Michael Pelham takes his hat off to Graeme Jameson of The Wykeham Arms in Winchester
Dine On-line – the UK Restaurant guideWinchester is full of history. The Romans were here and there was a Celtic settlement even before they arrived. Legend has it that Winchester was King Arthur’s Camelot and in the great Hall, built by Henry III in the 1220s, “King Arthur’s Round Table” still stands – even if it is probably an ancient fake!
The Saxon Kings of Wessex made Winchester their capital, and there is a fine statue in the Broadway of King Alfred the Great, who drove the Vikings out of southern England.
The great Norman Cathedral was started in 1079 and in 1382 William of Wykeham, Bishop of Winchester and Chancellor of England founded Winchester College, which Wykehamists (as those in the college are called) claim to be the oldest school in England in its original buildings. Its motto is a saying of William of Wykeham Manners makyth man.
Near the College, by one of the gates into the Cathedral Close, stands The Wykeham Arms, an ancient hostelry which has been looking after travelers for some 250 years. It is a delight, and has become a well loved institution to those who live in Winchester and to the many who come to visit this lovely city.

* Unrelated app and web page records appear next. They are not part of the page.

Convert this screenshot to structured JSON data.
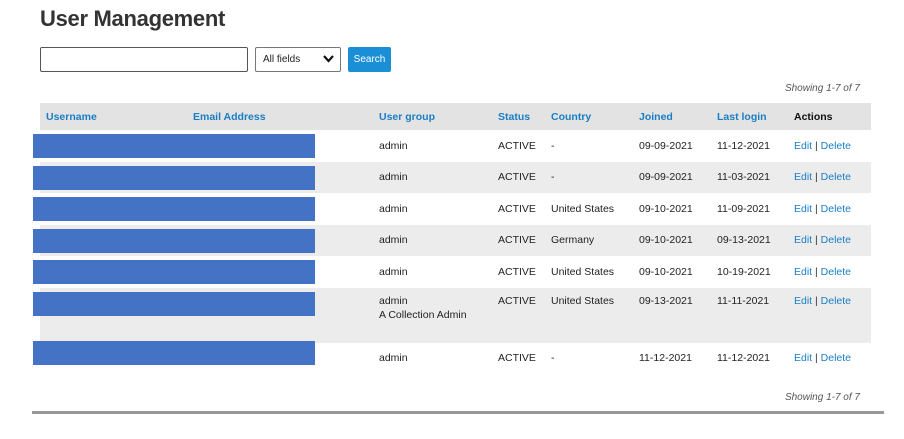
{
  "page": {
    "title": "User Management"
  },
  "search": {
    "value": "",
    "placeholder": "",
    "field_selected": "All fields",
    "button_label": "Search"
  },
  "pagination": {
    "top_text": "Showing 1-7 of 7",
    "bottom_text": "Showing 1-7 of 7"
  },
  "table": {
    "headers": {
      "username": "Username",
      "email": "Email Address",
      "group": "User group",
      "status": "Status",
      "country": "Country",
      "joined": "Joined",
      "last_login": "Last login",
      "actions": "Actions"
    },
    "action_labels": {
      "edit": "Edit",
      "separator": "|",
      "delete": "Delete"
    },
    "rows": [
      {
        "group": "admin",
        "group2": "",
        "status": "ACTIVE",
        "country": "-",
        "joined": "09-09-2021",
        "last_login": "11-12-2021"
      },
      {
        "group": "admin",
        "group2": "",
        "status": "ACTIVE",
        "country": "-",
        "joined": "09-09-2021",
        "last_login": "11-03-2021"
      },
      {
        "group": "admin",
        "group2": "",
        "status": "ACTIVE",
        "country": "United States",
        "joined": "09-10-2021",
        "last_login": "11-09-2021"
      },
      {
        "group": "admin",
        "group2": "",
        "status": "ACTIVE",
        "country": "Germany",
        "joined": "09-10-2021",
        "last_login": "09-13-2021"
      },
      {
        "group": "admin",
        "group2": "",
        "status": "ACTIVE",
        "country": "United States",
        "joined": "09-10-2021",
        "last_login": "10-19-2021"
      },
      {
        "group": "admin",
        "group2": "A Collection Admin",
        "status": "ACTIVE",
        "country": "United States",
        "joined": "09-13-2021",
        "last_login": "11-11-2021"
      },
      {
        "group": "admin",
        "group2": "",
        "status": "ACTIVE",
        "country": "-",
        "joined": "11-12-2021",
        "last_login": "11-12-2021"
      }
    ]
  },
  "colors": {
    "accent": "#1a8fd6",
    "link": "#1a7ec5",
    "header_bg": "#e3e3e3",
    "redaction": "#4472c4"
  },
  "icons": {
    "select_chevron": "chevron-down-icon"
  }
}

The Wykeham Arms is definitely a pub and not an hotel (although it does in fact have seven comfortable and amusingly furnished bedrooms) and Graeme Jameson, the hard working, vigilant and genial proprietor, is determined to keep it that way. It has a great atmosphere, produced partly by the amazing collections of all sorts of items that are hung on the walls and perch on every shelf and corner. There are hats everywhere. Military hats, naval hats, school hats and caps, top hats, cricket caps, mortar boards, panamas, a Lapland hat and even a mitre, which once belonged to Bishop Pike. One can sit at old school desks or there are a number of alcoves and nooks and a crannie or two – whatever a crannie may be. Two rooms are somewhat tucked away, which makes for more private eating. Lunch is bustling, with lawyers from the nearby courts, schoolmasters, clergymen, tourists and all and sundry. There is a blackboard that lists dishes of the day (the menus are changed daily), which might include Chicken and ham pie (5.25), beef, guiness and mustard casserole (5.95), Wyke cottage pie (a favourite, at 5.25), with soups such as cream of fennel (2.35) and plain or toasted sandwiches (2.55 to 2.95). There are some excellent puddings, such as bananas in butterscotch (3.95), baked strawberry cheesecake (4.25) and iced coffee and kahlua meringue terrine (4.25). In the evening, it is still best to book for supper – “I hesitate to call it dinner” says Graeme. Again, the menu is changed every day and might include, to start with, smoked duck and melon salad with ginger dressing (4.65), chicken, bacon and watercress terrine with watercress mayonnaise (4.25), chicken liver pate (3.95) or curried vegetable strudels (4.25). Main courses might be grilled mullet fillets with sweet and sour red pepper dressing (11.50), Roast rack of lamb (12.25), which was tender and cooked to just the right degree of pinkness, calves liver with garlic mash and red wine and onion gravy (11.75) or monkfish wrapped in bacon and filo with a crab and chive sauce (11.75). Steaks are well hung and can be grilled or served peppered (10.25 to 11.25). Or you can have “bangers at the bar” (sausages to the uninitiated!) at 40p each. The food is well prepared and cheerfully served by the enthusiastic young team of helpers. There is not a frozen vegetable in sight – they are lightly cooked and delicious, and I have never had better courgettes. The wine list is not a long one, but it’s varied and good, with sensible and helpful descriptions of the bottles on offer. House wines cost under 10.00, house champagne is 19.95, there are interesting new world wines in the 12/13 range and the most expensive bottle is the Chateau Cissac ’90 at 15.00. Graeme Jameson has just taken over the old Post Office across the road and is turning it into a most attractive delicatessen and wine shop – while still selling stamps and registering mail. Go to the Wykeham Arms to enjoy the best sort of English pub, with character and a welcoming, un-intimidating and friendly atmosphere – and to enjoy good pub food at reasonable prices. Our correspondent Michael Pelham is proprietor of Pelham Tours, which organizes sporting, gastronomic and other tours in the UK and Europe.
The Wykeham Arms,
75 Kinsgate Street,
Winchester SO23 9PE
Tel: 01962 853834 Fax: 01962 854411
If you have visited The Wykeham Arms, please let us have your comments: [email][email protected][/email]